Notice when she looks into the empty basket. Does she see a spoon on the floor that appears through the wire bottom? She reaches into the basket at one point, but realizes that the object is not in the basket. At another time she looks more closely into the basket, sees that it is empty, and then stoops down to pick up the large spoon. It must be a bit confusing to see an object “in the bottom” of a basket, but not really in the basket. On the second occasion she looks more closely and discerns the difference between the illusion and the real.

As a final example of her decision-making, consider how she utilizes the spoon. Sometimes she holds the spoon by the bowl, sometimes by the handle. When she holds the spoon by the bowl, the handle becomes an extension that she can rotate like a baton and that can either rattle the chimes or scrape the surface of the screen. Once she holds the spoon in this orientation she seems to think about it differently than when, on a few occasions, she holds it by the handle.
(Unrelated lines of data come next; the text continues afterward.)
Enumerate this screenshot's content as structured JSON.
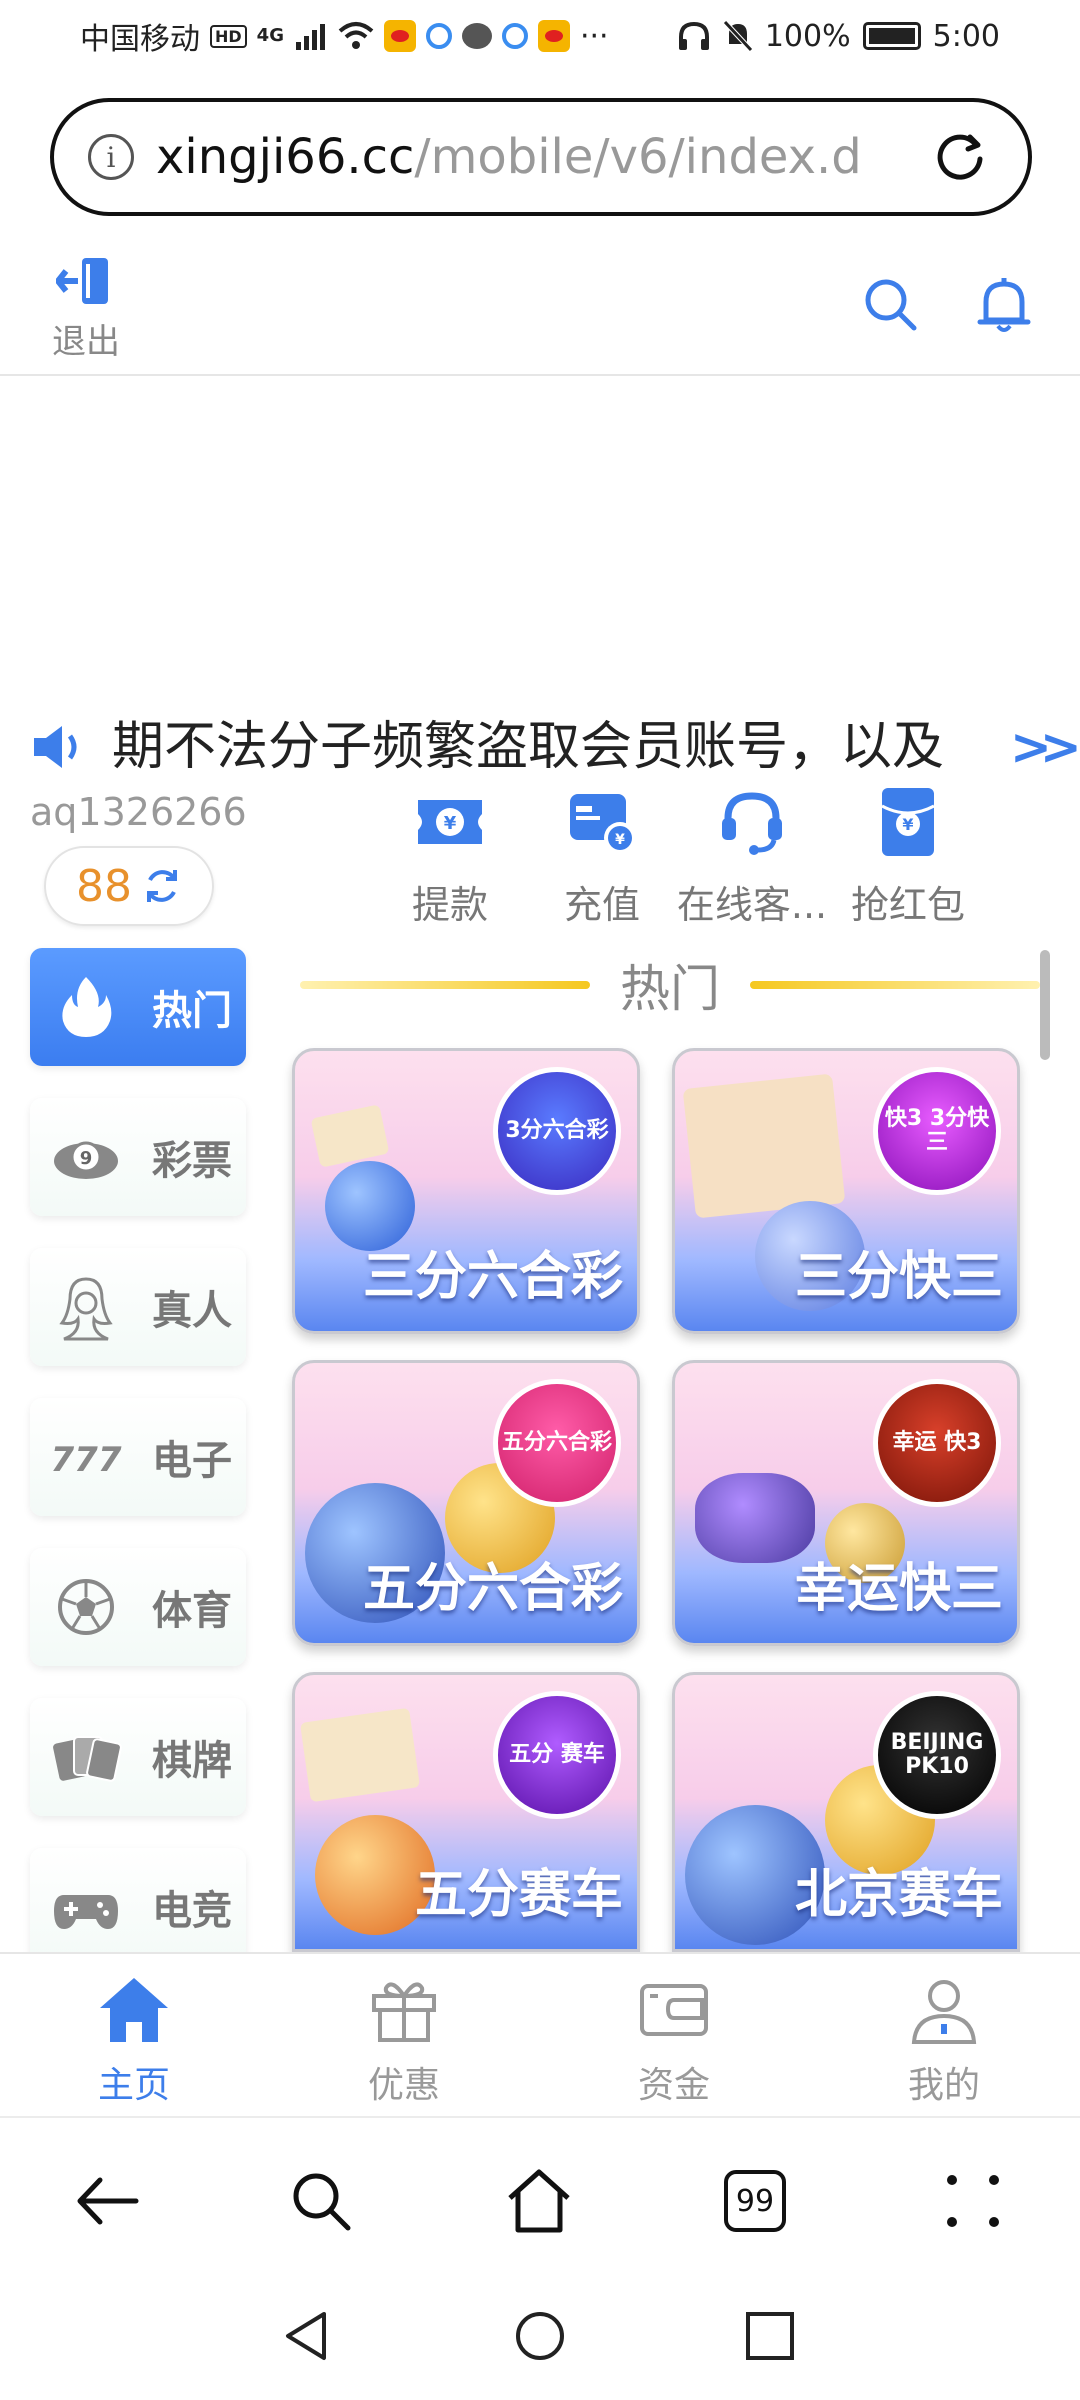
{
  "status_bar": {
    "carrier": "中国移动",
    "hd": "HD",
    "network": "4G",
    "more": "···",
    "battery": "100%",
    "time": "5:00"
  },
  "browser": {
    "url_host": "xingji66.cc",
    "url_path": "/mobile/v6/index.d"
  },
  "header": {
    "logout_label": "退出"
  },
  "notice": {
    "text": "期不法分子频繁盗取会员账号，以及"
  },
  "user": {
    "username": "aq1326266",
    "balance": "88"
  },
  "quick_actions": [
    {
      "label": "提款",
      "icon": "withdraw-ticket-icon"
    },
    {
      "label": "充值",
      "icon": "recharge-wallet-icon"
    },
    {
      "label": "在线客...",
      "icon": "customer-service-headset-icon"
    },
    {
      "label": "抢红包",
      "icon": "red-envelope-icon"
    }
  ],
  "sidebar": {
    "items": [
      {
        "label": "热门",
        "icon": "flame-icon",
        "active": true
      },
      {
        "label": "彩票",
        "icon": "lottery-balls-icon"
      },
      {
        "label": "真人",
        "icon": "live-dealer-icon"
      },
      {
        "label": "电子",
        "icon": "slot-777-icon"
      },
      {
        "label": "体育",
        "icon": "soccer-ball-icon"
      },
      {
        "label": "棋牌",
        "icon": "playing-cards-icon"
      },
      {
        "label": "电竞",
        "icon": "gamepad-icon"
      }
    ]
  },
  "section": {
    "title": "热门"
  },
  "games": [
    {
      "title": "三分六合彩",
      "badge": "3分六合彩"
    },
    {
      "title": "三分快三",
      "badge": "快3 3分快三"
    },
    {
      "title": "五分六合彩",
      "badge": "五分六合彩"
    },
    {
      "title": "幸运快三",
      "badge": "幸运 快3"
    },
    {
      "title": "五分赛车",
      "badge": "五分 赛车"
    },
    {
      "title": "北京赛车",
      "badge": "BEIJING PK10"
    }
  ],
  "tabbar": {
    "items": [
      {
        "label": "主页",
        "icon": "home-icon",
        "active": true
      },
      {
        "label": "优惠",
        "icon": "gift-icon"
      },
      {
        "label": "资金",
        "icon": "wallet-icon"
      },
      {
        "label": "我的",
        "icon": "profile-icon"
      }
    ]
  },
  "browser_nav": {
    "tab_count": "99"
  },
  "colors": {
    "accent": "#3d7eea",
    "balance": "#e8912c",
    "title_line": "#f5c820"
  }
}
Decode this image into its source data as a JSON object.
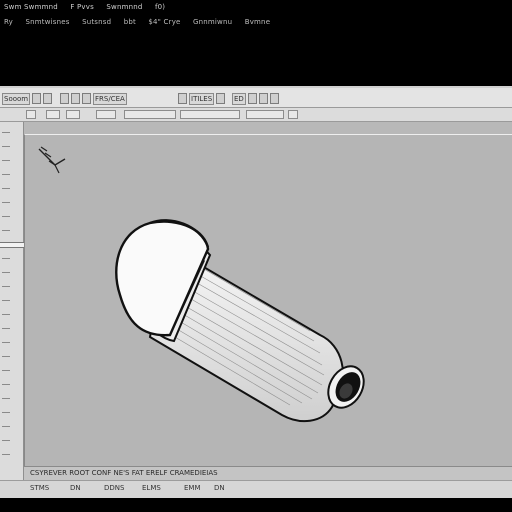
{
  "menu": {
    "row1": [
      "Swm Swmmnd",
      "F Pvvs",
      "Swnmnnd",
      "f0)"
    ],
    "row2": [
      "Ry",
      "Snmtwisnes",
      "Sutsnsd",
      "bbt",
      "$4\" Crye",
      "Gnnmiwnu",
      "Bvmne"
    ]
  },
  "toolbar": {
    "group1": "Sooom",
    "group2": "FRS/CEA",
    "group3": "ITILES",
    "group4": "ED"
  },
  "canvas": {
    "object": "cylindrical-part-with-cap"
  },
  "status": {
    "line1": "CSYREVER ROOT CONF NE'S FAT ERELF CRAMEDIEIAS",
    "seg1": "STMS",
    "seg2": "DN",
    "seg3": "DDNS",
    "seg4": "ELMS",
    "seg5": "EMM",
    "seg6": "DN"
  },
  "colors": {
    "background": "#000000",
    "window": "#b8b8b8",
    "toolbar": "#e4e4e4"
  }
}
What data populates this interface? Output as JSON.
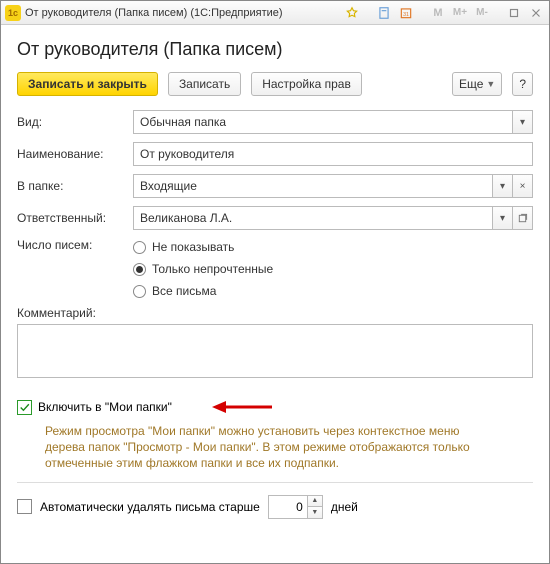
{
  "window": {
    "title": "От руководителя (Папка писем)  (1С:Предприятие)"
  },
  "header": {
    "title": "От руководителя (Папка писем)"
  },
  "toolbar": {
    "save_close": "Записать и закрыть",
    "save": "Записать",
    "rights": "Настройка прав",
    "more": "Еще",
    "help": "?"
  },
  "form": {
    "type_label": "Вид:",
    "type_value": "Обычная папка",
    "name_label": "Наименование:",
    "name_value": "От руководителя",
    "folder_label": "В папке:",
    "folder_value": "Входящие",
    "resp_label": "Ответственный:",
    "resp_value": "Великанова Л.А.",
    "count_label": "Число писем:",
    "count_options": {
      "none": "Не показывать",
      "unread": "Только непрочтенные",
      "all": "Все письма"
    },
    "comment_label": "Комментарий:",
    "comment_value": ""
  },
  "include": {
    "label": "Включить в \"Мои папки\"",
    "hint": "Режим просмотра \"Мои папки\" можно установить через контекстное меню дерева папок \"Просмотр - Мои папки\". В этом режиме отображаются только отмеченные этим флажком папки и все их подпапки."
  },
  "autodelete": {
    "label": "Автоматически удалять письма старше",
    "value": "0",
    "unit": "дней"
  }
}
It is true that when a spoon is held by the bowl there is lightness to the movement of the handle. When the spoon is held by the handle, the weight at the end might cause the child to treat it more like a mallet than a pointer. We see this use when she strikes the spatula with the bowl of the spoon. That is the only time she touches the spatula with an object rather than using her bare hand.

There is one piece of the encounter that might be a social reaction between the girl and a boy. The boy is sitting on the floor, reaching up to touch the chime, but he cannot quite reach it. The girl looks directly at the boy and then moves the chime tubes. Is she saying to the boy, “Here, I will make it chime for you.”? What do you think?

In summary, by considering what children repeatedly do, we get a sense of their intentions that informs us of their interests, and from there we wonder why any or all children might find that interesting, such as, “Is this loose object detachable?” or, “Does this apparently smooth surface make a noise when rubbed?” Children’s interests are often mini-paradoxes, and that is why they are interesting.

We recommend that you watch this clip twice, once with the sound turned off. You will see new details when you watch a video without sound. The download folder includes the above comments, plus a full action transcript.